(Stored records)
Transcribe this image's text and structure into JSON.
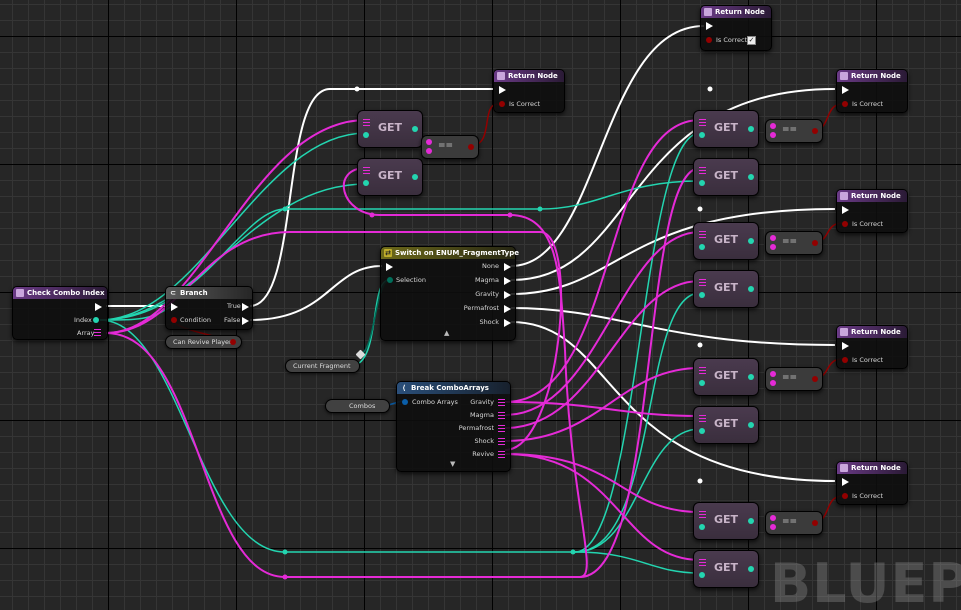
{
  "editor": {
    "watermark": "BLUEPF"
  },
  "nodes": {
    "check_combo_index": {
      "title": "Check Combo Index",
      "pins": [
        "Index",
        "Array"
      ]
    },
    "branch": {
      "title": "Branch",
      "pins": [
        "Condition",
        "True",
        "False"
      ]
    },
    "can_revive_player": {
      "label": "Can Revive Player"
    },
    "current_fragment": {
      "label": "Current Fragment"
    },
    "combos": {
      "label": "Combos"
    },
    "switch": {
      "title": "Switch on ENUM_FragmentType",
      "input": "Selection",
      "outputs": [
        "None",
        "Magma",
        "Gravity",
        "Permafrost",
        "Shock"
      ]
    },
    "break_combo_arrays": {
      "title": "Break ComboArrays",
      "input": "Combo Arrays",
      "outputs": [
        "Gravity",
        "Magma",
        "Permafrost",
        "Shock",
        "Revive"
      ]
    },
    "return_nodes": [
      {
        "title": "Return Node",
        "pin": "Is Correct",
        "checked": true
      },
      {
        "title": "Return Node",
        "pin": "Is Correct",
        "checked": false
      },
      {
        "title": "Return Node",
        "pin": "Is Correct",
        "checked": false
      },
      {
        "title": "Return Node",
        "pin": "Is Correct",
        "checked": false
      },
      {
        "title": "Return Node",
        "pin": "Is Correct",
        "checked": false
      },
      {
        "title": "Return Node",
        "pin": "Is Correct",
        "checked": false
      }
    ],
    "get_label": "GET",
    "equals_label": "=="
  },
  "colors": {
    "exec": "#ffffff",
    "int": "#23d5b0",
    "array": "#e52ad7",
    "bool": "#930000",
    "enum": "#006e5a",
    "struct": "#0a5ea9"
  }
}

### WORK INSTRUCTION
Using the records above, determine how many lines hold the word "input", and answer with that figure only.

### EXERCISE OUTPUT
2